Most parts in the Southern and Eastern Regions have gone for months with zero cases. Pujehun District, for instance, is nearing almost hundred days without registering any new cases followed by Kailahun District where the epidemic first struck. Bo and Bonthe Districts have passed forty-two days with zero cases while Kenema and Kono District are also registering zero cases though they have not yet reached the forty-two days which is the World Health Organization standard for a place to be declared Ebola free. The lesson I have learnt from the success of the Ebola fight in those two regions is that the people are more law-abiding than the Western Area and the Northern Region. They have maximum respect for their traditional leaders and that was why they obeyed all the bye-laws that were put in place to contain the epidemic. Their obedience and respect for authority has now paid off. But lawlessness continues to thrive in the Western Area and the Northern Region because of their disrespect for authority and their primordial belief of washing dead bodies. No wonder they have registered the highest total laboratory confirmed Ebola cases in the entire country. Even on Tuesday this week, it was only Port Loko of all districts that registered four new cases. Over the last two months, the district has not gone without registering new cases thereby making it the district to have registered the second highest laboratory confirmed Ebola cases after Western Area Urban. Its laboratory confirmed Ebola cases have almost tripled that of Kailahun District let alone Kenema, Bo, Moyamba, Kono, Pujehun and Bonthe districts.
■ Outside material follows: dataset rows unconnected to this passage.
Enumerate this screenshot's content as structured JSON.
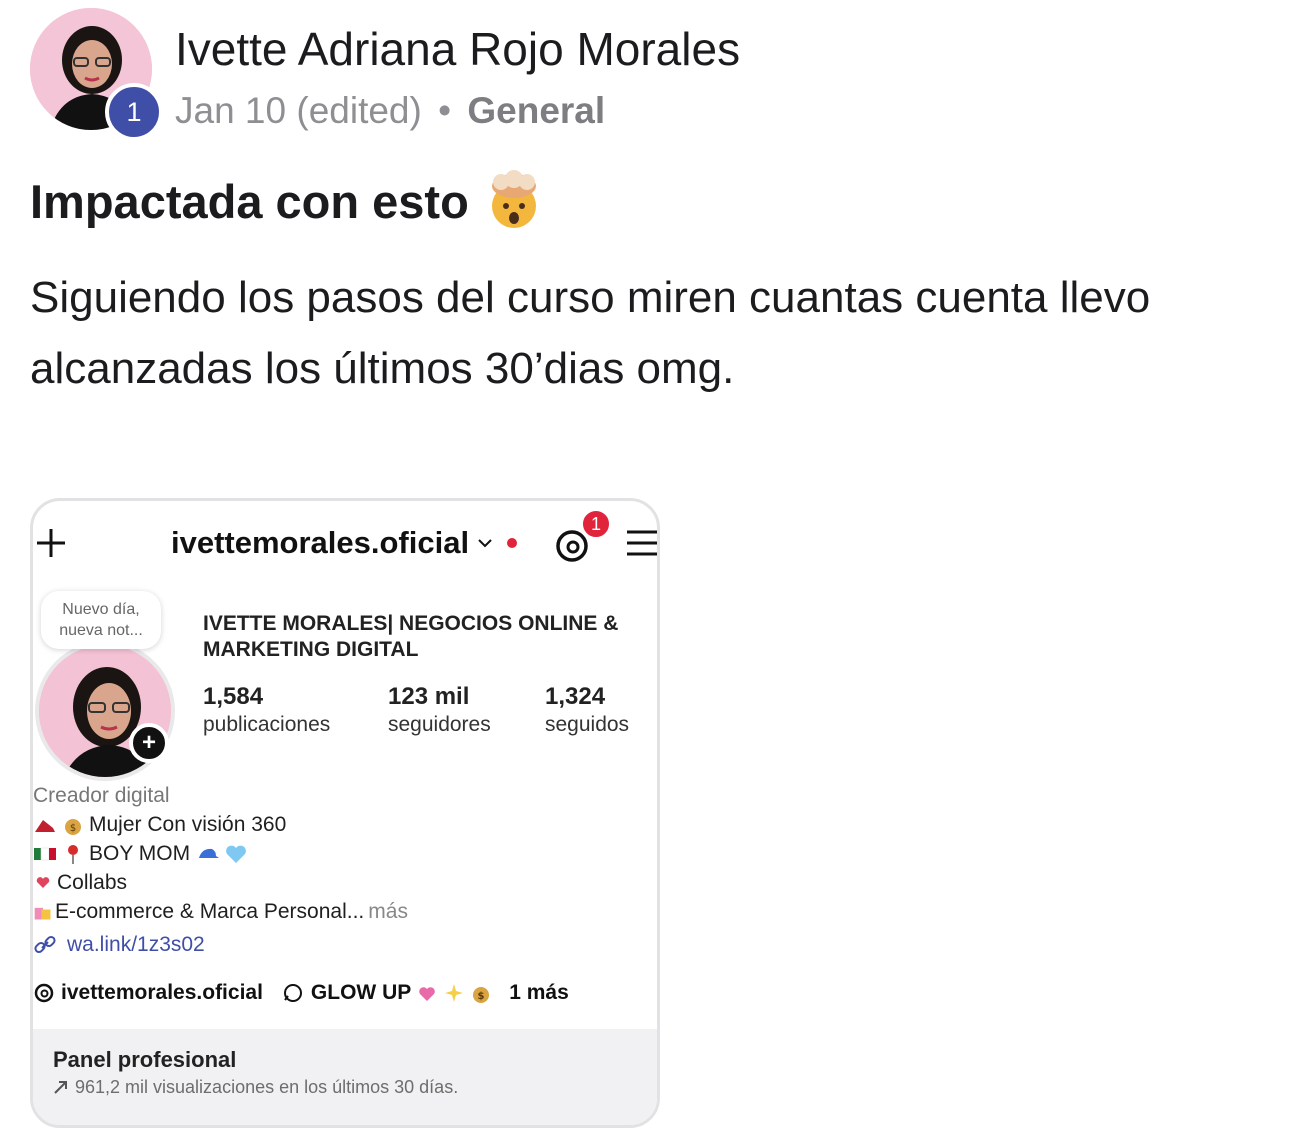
{
  "post": {
    "author_name": "Ivette Adriana Rojo Morales",
    "level": "1",
    "date": "Jan 10 (edited)",
    "separator": "•",
    "category": "General",
    "title": "Impactada con esto",
    "body": "Siguiendo los pasos del curso miren cuantas cuenta llevo alcanzadas los últimos 30’dias omg."
  },
  "instagram": {
    "username": "ivettemorales.oficial",
    "notification_count": "1",
    "note": "Nuevo día, nueva not...",
    "display_name": "IVETTE MORALES| NEGOCIOS ONLINE & MARKETING DIGITAL",
    "stats": [
      {
        "value": "1,584",
        "label": "publicaciones"
      },
      {
        "value": "123 mil",
        "label": "seguidores"
      },
      {
        "value": "1,324",
        "label": "seguidos"
      }
    ],
    "bio": {
      "category": "Creador digital",
      "line1": "Mujer Con visión 360",
      "line2": "BOY MOM",
      "line3": "Collabs",
      "line4": "E-commerce & Marca Personal...",
      "more": "más",
      "link": "wa.link/1z3s02"
    },
    "threads_handle": "ivettemorales.oficial",
    "highlight": "GLOW UP",
    "extra": "1 más",
    "panel_title": "Panel profesional",
    "panel_subtitle": "961,2 mil visualizaciones en los últimos 30 días."
  },
  "colors": {
    "level_badge": "#3f4ea6",
    "notification": "#e0243c",
    "link": "#3f4fa8"
  }
}
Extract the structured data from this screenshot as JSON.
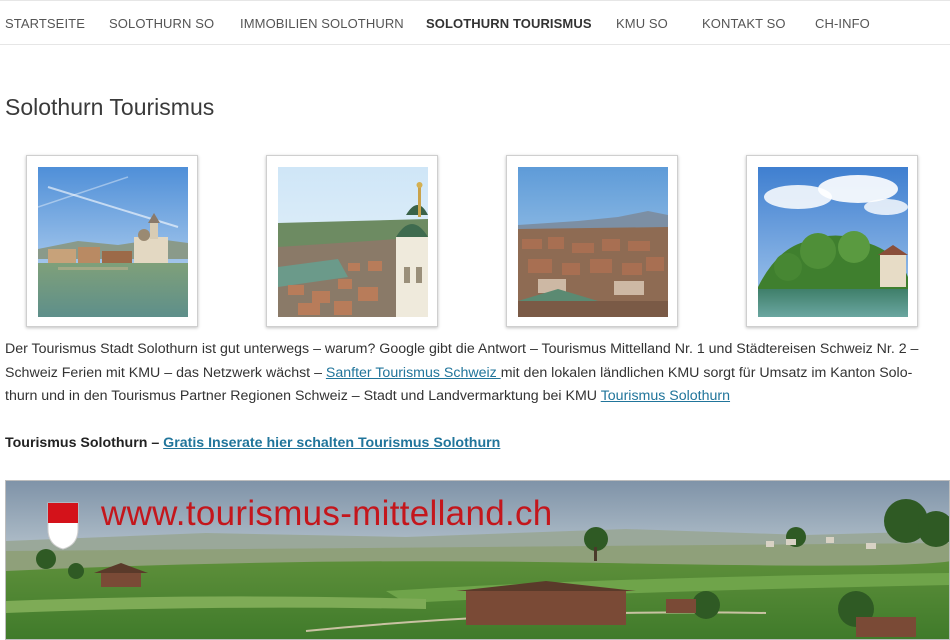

Politicians and traditional leaders in the Ebola affected regions should wake up from their slumber and beat a hell out of their lawless people in order for Sierra Leone to achieve zero cases before the end of this month. Government officials from affected regions should be more engaged in containing the epidemic than attending conferences on post-Ebola recovery plan which can only be achievable when the Ebola is eliminated from the country. And until the zillions of Leones misappropriated in the Ebola fight is thoroughly investigated and defaulters brought to book, the critical Sierra Leoneans would never be convinced that any funds for the post-Ebola recovery plan would be judiciously expended to better the lives of impoverished Sierra Leoneans whose bodies the Ebola is feasting on.